Seventy-five years on, in the era of proportional representation, New Zealand’s voters will not lack for alternative options if the rosy new Labour Party fails to rise to the occasion in 2014. Though Cunliffe and his colleagues had more pressing business in Wellington on 16 September, the Greens’ Metiria Turei was more than happy to take advantage of Labour’s absence to get in a few well-aimed kicks against its putative coalition partner.
“I think Labour has completely abandoned Michael Joseph Savage’s intentions in the Act”, the AUT student newspaper, Te Waha Nui, records Turei telling the Holy Trinity audience. “Labour were the ones who brought in the ‘work first’ philosophy into the legislation.” (The Greens co-leader refers to the last Labour government’s decision to make finding a place in the paid workforce the primary goal for all those in receipt of a state benefit.) This was, said Turei, the wrong focus.
“The right premise is to ensure every child has what they need, like sufficient family income, healthcare and a warm place to live.”
Metiria Turei was seconded by the children of the poor’s staunchest defender, Associate Professor Susan St John. It was her Campaign Against Child Poverty (CPAG) that had organised the commemoration. She criticised Labour’s highly discriminatory “Working For Families” scheme which, by focusing on the work status of parents, left the 230,000 children of beneficiaries out in the cold.
Addressing the absent David Cunliffe, St John urged Labour to: “Take a Mickey Savage stance, don’t give a Mickey Mouse response.”
The reference to Michael Joseph Savage is entirely appropriate, because although the design of the Social Security Act (1938) was the work of others, the selling of the welfare state it would create was very much the work of the little Australian battler. Fighting the effects of bowel cancer, Savage campaigned tirelessly for the Act from one end of the country to the other, speaking to crowds that numbered in the tens of thousands.
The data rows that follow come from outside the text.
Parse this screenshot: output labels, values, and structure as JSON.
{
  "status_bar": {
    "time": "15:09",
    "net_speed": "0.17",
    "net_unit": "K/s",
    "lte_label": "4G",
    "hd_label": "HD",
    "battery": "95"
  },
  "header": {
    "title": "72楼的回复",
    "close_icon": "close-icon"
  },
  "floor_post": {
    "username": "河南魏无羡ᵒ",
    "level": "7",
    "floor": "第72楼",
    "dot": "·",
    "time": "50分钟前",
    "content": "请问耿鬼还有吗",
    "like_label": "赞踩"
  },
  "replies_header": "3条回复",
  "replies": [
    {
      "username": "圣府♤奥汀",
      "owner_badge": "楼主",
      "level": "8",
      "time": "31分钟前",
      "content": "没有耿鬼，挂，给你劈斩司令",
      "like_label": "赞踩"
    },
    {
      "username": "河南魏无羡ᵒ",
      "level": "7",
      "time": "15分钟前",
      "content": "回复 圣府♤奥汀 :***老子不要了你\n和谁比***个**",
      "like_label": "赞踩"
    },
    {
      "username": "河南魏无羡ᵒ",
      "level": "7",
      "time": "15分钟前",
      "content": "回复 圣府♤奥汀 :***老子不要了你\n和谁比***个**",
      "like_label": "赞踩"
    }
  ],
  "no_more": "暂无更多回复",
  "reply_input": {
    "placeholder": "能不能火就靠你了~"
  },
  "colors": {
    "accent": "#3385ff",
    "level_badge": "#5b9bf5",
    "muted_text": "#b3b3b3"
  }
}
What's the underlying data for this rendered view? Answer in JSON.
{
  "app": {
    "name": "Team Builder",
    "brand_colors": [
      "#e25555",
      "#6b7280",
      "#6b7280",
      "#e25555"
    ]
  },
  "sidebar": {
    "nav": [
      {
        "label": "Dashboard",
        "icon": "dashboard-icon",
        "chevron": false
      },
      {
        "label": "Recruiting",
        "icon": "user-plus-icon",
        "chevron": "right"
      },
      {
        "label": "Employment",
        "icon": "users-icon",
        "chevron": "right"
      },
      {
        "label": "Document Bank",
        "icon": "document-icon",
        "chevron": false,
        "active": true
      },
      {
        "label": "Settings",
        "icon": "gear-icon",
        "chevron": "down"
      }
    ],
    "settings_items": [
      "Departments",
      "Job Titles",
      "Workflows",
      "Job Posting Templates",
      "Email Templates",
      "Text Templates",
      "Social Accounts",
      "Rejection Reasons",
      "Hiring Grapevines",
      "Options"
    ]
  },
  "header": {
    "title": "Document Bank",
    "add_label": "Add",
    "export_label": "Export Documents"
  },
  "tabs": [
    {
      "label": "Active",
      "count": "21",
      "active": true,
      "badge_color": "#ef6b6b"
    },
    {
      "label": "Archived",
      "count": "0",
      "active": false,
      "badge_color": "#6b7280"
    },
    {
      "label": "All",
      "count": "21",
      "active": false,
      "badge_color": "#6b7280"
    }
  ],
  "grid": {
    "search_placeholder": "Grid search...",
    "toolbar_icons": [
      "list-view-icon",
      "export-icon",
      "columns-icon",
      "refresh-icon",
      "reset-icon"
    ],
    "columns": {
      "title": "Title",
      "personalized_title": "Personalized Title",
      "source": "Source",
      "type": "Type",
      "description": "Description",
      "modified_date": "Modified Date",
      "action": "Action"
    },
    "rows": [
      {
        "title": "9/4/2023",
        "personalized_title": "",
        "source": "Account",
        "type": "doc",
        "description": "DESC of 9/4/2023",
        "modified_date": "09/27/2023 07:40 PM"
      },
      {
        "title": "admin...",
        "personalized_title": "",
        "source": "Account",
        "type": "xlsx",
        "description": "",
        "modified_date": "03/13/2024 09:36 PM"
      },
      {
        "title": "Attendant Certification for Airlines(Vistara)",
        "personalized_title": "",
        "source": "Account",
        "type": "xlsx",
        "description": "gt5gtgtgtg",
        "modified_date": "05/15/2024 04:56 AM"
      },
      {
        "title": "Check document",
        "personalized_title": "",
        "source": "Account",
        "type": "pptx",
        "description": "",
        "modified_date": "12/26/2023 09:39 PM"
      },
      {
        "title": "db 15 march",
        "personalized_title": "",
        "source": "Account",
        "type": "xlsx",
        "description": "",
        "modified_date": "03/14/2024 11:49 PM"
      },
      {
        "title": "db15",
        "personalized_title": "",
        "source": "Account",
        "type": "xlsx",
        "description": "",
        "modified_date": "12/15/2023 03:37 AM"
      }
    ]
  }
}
The National Party had described the Social Security Act as “applied lunacy”. Savage called it “applied Christianity”. The voters judgement was unequivocal. The mandate Labour received in 1938 was the largest ever received by a New Zealand political party. When the ballots had been counted, Labour had received 55 percent of the popular vote.
Not a bad result! Remembered clearly by the novelist Janet Frame who, seventy-five years ago, when just a little girl, had sat around the radio with her family, listening to Parliament.
“When the Social Security Act was finally passed, Dad, in a spontaneous dance of delight in which the family joined, removed the [medical] bills from behind the clock and taking the poker from its hook by the stove, lifted the cover and thrust all the bills into the fire.”
Labour wasn’t absent that night.